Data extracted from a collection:

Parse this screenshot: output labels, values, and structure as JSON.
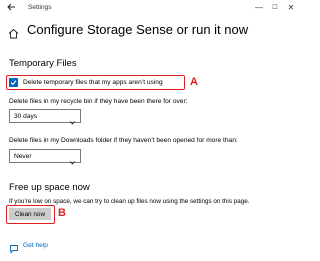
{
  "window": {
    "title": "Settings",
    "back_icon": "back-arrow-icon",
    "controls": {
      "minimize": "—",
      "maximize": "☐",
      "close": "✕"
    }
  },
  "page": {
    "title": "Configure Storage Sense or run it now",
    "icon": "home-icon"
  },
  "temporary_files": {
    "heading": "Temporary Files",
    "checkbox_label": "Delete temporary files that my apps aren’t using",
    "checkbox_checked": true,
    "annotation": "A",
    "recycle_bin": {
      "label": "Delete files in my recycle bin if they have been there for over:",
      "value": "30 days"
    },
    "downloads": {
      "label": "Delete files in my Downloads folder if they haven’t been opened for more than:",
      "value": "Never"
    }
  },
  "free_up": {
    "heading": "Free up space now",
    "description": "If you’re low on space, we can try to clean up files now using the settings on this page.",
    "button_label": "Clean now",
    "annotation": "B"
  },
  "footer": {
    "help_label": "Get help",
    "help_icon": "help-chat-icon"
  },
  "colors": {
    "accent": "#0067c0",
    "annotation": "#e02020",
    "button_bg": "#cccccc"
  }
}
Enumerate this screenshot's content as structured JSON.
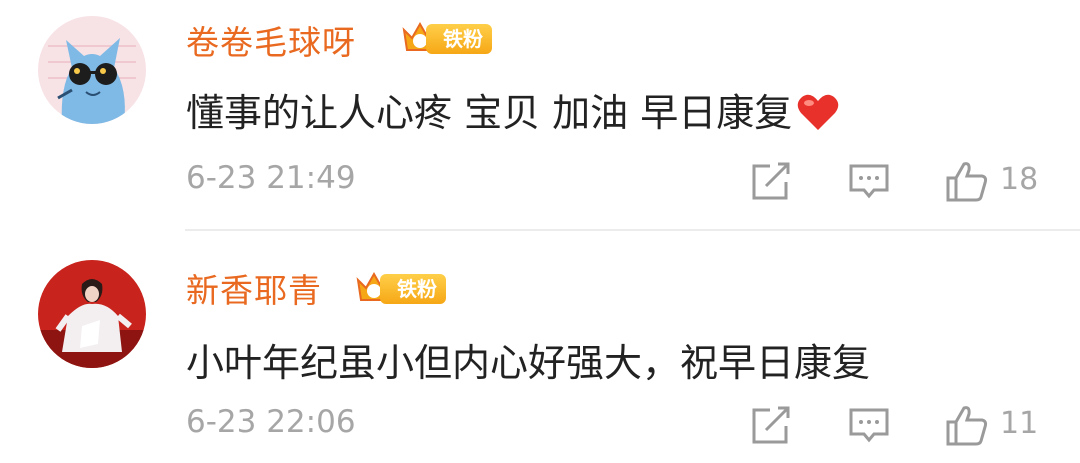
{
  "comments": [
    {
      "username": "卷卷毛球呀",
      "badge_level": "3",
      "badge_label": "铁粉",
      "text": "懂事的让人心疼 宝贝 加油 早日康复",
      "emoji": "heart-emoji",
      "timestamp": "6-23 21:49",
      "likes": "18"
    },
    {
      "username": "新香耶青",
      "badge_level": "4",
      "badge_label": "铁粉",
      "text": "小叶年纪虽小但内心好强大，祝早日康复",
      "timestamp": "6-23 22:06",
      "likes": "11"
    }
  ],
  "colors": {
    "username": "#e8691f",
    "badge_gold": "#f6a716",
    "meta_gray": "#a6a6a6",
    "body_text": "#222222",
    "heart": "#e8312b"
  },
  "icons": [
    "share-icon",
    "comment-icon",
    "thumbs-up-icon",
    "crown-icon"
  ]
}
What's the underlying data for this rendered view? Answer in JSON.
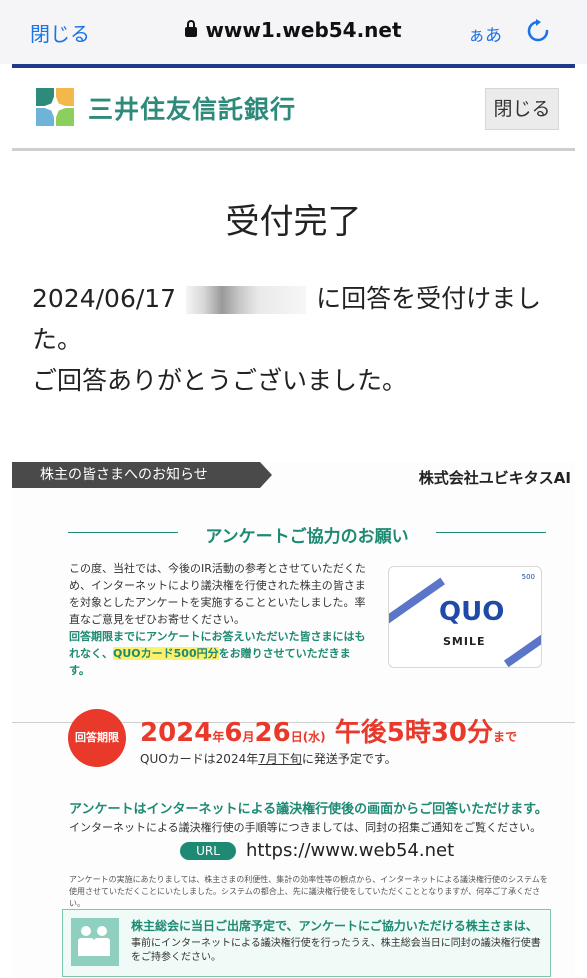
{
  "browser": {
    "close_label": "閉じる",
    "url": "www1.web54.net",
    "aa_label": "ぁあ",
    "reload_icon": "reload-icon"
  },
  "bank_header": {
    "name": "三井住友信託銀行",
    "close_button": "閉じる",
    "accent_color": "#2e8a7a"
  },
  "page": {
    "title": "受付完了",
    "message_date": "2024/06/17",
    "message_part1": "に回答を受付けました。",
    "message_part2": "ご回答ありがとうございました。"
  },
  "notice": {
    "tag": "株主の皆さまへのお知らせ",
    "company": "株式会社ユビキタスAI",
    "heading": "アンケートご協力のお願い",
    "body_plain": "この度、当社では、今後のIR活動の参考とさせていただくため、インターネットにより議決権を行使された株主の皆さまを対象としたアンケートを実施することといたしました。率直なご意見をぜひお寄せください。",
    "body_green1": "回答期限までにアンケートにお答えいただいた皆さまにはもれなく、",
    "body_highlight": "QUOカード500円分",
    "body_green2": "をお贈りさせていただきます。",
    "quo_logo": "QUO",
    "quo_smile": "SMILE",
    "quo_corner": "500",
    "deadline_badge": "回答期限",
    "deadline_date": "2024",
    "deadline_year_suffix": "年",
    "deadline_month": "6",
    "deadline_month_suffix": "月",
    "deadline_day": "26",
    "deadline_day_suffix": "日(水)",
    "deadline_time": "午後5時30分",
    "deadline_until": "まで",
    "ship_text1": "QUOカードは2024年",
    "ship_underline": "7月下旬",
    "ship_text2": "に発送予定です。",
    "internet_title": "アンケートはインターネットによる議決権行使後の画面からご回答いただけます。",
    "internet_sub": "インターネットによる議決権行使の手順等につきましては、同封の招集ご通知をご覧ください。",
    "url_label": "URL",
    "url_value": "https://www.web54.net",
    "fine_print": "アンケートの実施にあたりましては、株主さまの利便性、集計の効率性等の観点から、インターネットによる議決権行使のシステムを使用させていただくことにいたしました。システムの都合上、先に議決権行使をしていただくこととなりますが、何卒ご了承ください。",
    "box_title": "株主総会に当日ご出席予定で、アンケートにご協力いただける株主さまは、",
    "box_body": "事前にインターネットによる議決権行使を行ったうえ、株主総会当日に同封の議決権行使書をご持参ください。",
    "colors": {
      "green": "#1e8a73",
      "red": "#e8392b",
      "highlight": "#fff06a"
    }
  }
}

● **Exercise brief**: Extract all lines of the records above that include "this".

● **Expected output**:
Parse this screenshot: output labels, values, and structure as JSON.
    "description": "If you’re low on space, we can try to clean up files now using the settings on this page.",
Enumerate this screenshot's content as structured JSON.
What's the underlying data for this rendered view? Answer in JSON.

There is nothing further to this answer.